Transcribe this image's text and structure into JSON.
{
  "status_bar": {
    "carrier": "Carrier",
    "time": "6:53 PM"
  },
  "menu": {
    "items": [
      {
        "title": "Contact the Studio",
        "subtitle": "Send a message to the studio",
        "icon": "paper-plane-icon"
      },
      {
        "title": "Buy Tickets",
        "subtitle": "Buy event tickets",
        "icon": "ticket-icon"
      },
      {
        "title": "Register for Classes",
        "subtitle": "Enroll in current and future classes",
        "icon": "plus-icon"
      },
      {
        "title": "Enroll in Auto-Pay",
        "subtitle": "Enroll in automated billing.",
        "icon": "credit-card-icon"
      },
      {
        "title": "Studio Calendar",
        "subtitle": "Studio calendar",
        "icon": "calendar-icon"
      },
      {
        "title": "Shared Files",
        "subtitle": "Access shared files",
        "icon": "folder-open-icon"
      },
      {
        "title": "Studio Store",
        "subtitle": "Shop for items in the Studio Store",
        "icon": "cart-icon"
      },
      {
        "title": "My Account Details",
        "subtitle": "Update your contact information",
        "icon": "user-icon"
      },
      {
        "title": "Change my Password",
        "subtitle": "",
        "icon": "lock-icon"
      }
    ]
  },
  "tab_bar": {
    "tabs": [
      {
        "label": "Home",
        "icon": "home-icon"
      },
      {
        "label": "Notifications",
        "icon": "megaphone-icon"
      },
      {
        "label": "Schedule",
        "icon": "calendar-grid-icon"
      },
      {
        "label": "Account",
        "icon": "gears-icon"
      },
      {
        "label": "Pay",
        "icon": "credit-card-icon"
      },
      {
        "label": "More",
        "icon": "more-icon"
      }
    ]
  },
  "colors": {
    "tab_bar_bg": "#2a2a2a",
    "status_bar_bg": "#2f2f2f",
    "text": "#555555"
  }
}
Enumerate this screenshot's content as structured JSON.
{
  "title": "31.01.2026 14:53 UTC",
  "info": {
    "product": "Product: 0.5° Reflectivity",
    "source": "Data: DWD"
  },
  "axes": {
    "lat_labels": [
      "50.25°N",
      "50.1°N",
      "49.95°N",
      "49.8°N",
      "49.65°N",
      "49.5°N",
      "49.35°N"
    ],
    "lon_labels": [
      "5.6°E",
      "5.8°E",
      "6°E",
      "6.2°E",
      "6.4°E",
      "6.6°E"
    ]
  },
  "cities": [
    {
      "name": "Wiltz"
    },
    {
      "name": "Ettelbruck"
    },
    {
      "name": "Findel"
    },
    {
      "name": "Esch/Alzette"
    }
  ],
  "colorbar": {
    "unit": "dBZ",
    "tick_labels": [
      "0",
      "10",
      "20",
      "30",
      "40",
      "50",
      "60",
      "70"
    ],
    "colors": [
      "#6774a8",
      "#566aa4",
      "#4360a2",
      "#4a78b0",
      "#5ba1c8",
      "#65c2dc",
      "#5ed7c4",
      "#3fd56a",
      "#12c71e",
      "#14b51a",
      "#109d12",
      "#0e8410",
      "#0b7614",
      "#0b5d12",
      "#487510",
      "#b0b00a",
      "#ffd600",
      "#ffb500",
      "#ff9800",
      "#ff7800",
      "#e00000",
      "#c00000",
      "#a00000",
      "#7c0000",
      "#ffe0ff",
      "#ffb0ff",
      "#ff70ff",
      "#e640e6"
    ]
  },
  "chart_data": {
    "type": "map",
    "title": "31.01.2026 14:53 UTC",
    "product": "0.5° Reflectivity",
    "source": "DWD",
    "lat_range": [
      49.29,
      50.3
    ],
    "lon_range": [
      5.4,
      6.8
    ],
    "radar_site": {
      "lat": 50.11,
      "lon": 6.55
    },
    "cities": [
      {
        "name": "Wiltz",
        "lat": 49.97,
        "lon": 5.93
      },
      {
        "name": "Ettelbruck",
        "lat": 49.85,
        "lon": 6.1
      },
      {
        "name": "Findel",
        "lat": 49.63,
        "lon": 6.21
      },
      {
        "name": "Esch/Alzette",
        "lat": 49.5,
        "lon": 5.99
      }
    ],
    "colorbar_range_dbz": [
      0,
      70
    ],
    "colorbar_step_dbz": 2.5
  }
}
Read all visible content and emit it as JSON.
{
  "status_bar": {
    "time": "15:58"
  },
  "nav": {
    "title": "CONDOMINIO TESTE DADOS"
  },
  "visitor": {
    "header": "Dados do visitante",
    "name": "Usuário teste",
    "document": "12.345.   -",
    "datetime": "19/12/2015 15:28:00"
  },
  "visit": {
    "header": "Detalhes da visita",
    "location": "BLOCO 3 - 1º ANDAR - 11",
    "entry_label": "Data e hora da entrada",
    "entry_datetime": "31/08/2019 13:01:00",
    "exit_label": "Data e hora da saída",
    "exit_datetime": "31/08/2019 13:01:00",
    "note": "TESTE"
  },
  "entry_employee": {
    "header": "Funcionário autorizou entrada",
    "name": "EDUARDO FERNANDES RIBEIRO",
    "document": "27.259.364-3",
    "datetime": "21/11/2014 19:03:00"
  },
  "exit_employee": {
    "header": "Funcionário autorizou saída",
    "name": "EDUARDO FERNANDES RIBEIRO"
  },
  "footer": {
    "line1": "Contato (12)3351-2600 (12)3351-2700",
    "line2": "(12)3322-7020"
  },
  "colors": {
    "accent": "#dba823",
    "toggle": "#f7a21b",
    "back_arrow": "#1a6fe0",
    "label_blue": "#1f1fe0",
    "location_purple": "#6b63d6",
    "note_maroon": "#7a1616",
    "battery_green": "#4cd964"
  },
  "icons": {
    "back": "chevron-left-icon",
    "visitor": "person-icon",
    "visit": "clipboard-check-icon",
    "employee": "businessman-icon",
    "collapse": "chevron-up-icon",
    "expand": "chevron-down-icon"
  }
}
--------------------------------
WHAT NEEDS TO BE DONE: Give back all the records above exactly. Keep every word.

RESULT OF THIS EXERCISE:
Transcribe this image's text and structure into JSON.
{
  "status_bar": {
    "carrier": "Carrier",
    "time": "6:53 PM"
  },
  "menu": {
    "items": [
      {
        "title": "Contact the Studio",
        "subtitle": "Send a message to the studio",
        "icon": "paper-plane-icon"
      },
      {
        "title": "Buy Tickets",
        "subtitle": "Buy event tickets",
        "icon": "ticket-icon"
      },
      {
        "title": "Register for Classes",
        "subtitle": "Enroll in current and future classes",
        "icon": "plus-icon"
      },
      {
        "title": "Enroll in Auto-Pay",
        "subtitle": "Enroll in automated billing.",
        "icon": "credit-card-icon"
      },
      {
        "title": "Studio Calendar",
        "subtitle": "Studio calendar",
        "icon": "calendar-icon"
      },
      {
        "title": "Shared Files",
        "subtitle": "Access shared files",
        "icon": "folder-open-icon"
      },
      {
        "title": "Studio Store",
        "subtitle": "Shop for items in the Studio Store",
        "icon": "cart-icon"
      },
      {
        "title": "My Account Details",
        "subtitle": "Update your contact information",
        "icon": "user-icon"
      },
      {
        "title": "Change my Password",
        "subtitle": "",
        "icon": "lock-icon"
      }
    ]
  },
  "tab_bar": {
    "tabs": [
      {
        "label": "Home",
        "icon": "home-icon"
      },
      {
        "label": "Notifications",
        "icon": "megaphone-icon"
      },
      {
        "label": "Schedule",
        "icon": "calendar-grid-icon"
      },
      {
        "label": "Account",
        "icon": "gears-icon"
      },
      {
        "label": "Pay",
        "icon": "credit-card-icon"
      },
      {
        "label": "More",
        "icon": "more-icon"
      }
    ]
  },
  "colors": {
    "tab_bar_bg": "#2a2a2a",
    "status_bar_bg": "#2f2f2f",
    "text": "#555555"
  }
}
Enumerate this screenshot's content as structured JSON.
{
  "title": "31.01.2026 14:53 UTC",
  "info": {
    "product": "Product: 0.5° Reflectivity",
    "source": "Data: DWD"
  },
  "axes": {
    "lat_labels": [
      "50.25°N",
      "50.1°N",
      "49.95°N",
      "49.8°N",
      "49.65°N",
      "49.5°N",
      "49.35°N"
    ],
    "lon_labels": [
      "5.6°E",
      "5.8°E",
      "6°E",
      "6.2°E",
      "6.4°E",
      "6.6°E"
    ]
  },
  "cities": [
    {
      "name": "Wiltz"
    },
    {
      "name": "Ettelbruck"
    },
    {
      "name": "Findel"
    },
    {
      "name": "Esch/Alzette"
    }
  ],
  "colorbar": {
    "unit": "dBZ",
    "tick_labels": [
      "0",
      "10",
      "20",
      "30",
      "40",
      "50",
      "60",
      "70"
    ],
    "colors": [
      "#6774a8",
      "#566aa4",
      "#4360a2",
      "#4a78b0",
      "#5ba1c8",
      "#65c2dc",
      "#5ed7c4",
      "#3fd56a",
      "#12c71e",
      "#14b51a",
      "#109d12",
      "#0e8410",
      "#0b7614",
      "#0b5d12",
      "#487510",
      "#b0b00a",
      "#ffd600",
      "#ffb500",
      "#ff9800",
      "#ff7800",
      "#e00000",
      "#c00000",
      "#a00000",
      "#7c0000",
      "#ffe0ff",
      "#ffb0ff",
      "#ff70ff",
      "#e640e6"
    ]
  },
  "chart_data": {
    "type": "map",
    "title": "31.01.2026 14:53 UTC",
    "product": "0.5° Reflectivity",
    "source": "DWD",
    "lat_range": [
      49.29,
      50.3
    ],
    "lon_range": [
      5.4,
      6.8
    ],
    "radar_site": {
      "lat": 50.11,
      "lon": 6.55
    },
    "cities": [
      {
        "name": "Wiltz",
        "lat": 49.97,
        "lon": 5.93
      },
      {
        "name": "Ettelbruck",
        "lat": 49.85,
        "lon": 6.1
      },
      {
        "name": "Findel",
        "lat": 49.63,
        "lon": 6.21
      },
      {
        "name": "Esch/Alzette",
        "lat": 49.5,
        "lon": 5.99
      }
    ],
    "colorbar_range_dbz": [
      0,
      70
    ],
    "colorbar_step_dbz": 2.5
  }
}
Read all visible content and emit it as JSON.
{
  "status_bar": {
    "time": "15:58"
  },
  "nav": {
    "title": "CONDOMINIO TESTE DADOS"
  },
  "visitor": {
    "header": "Dados do visitante",
    "name": "Usuário teste",
    "document": "12.345.   -",
    "datetime": "19/12/2015 15:28:00"
  },
  "visit": {
    "header": "Detalhes da visita",
    "location": "BLOCO 3 - 1º ANDAR - 11",
    "entry_label": "Data e hora da entrada",
    "entry_datetime": "31/08/2019 13:01:00",
    "exit_label": "Data e hora da saída",
    "exit_datetime": "31/08/2019 13:01:00",
    "note": "TESTE"
  },
  "entry_employee": {
    "header": "Funcionário autorizou entrada",
    "name": "EDUARDO FERNANDES RIBEIRO",
    "document": "27.259.364-3",
    "datetime": "21/11/2014 19:03:00"
  },
  "exit_employee": {
    "header": "Funcionário autorizou saída",
    "name": "EDUARDO FERNANDES RIBEIRO"
  },
  "footer": {
    "line1": "Contato (12)3351-2600 (12)3351-2700",
    "line2": "(12)3322-7020"
  },
  "colors": {
    "accent": "#dba823",
    "toggle": "#f7a21b",
    "back_arrow": "#1a6fe0",
    "label_blue": "#1f1fe0",
    "location_purple": "#6b63d6",
    "note_maroon": "#7a1616",
    "battery_green": "#4cd964"
  },
  "icons": {
    "back": "chevron-left-icon",
    "visitor": "person-icon",
    "visit": "clipboard-check-icon",
    "employee": "businessman-icon",
    "collapse": "chevron-up-icon",
    "expand": "chevron-down-icon"
  }
}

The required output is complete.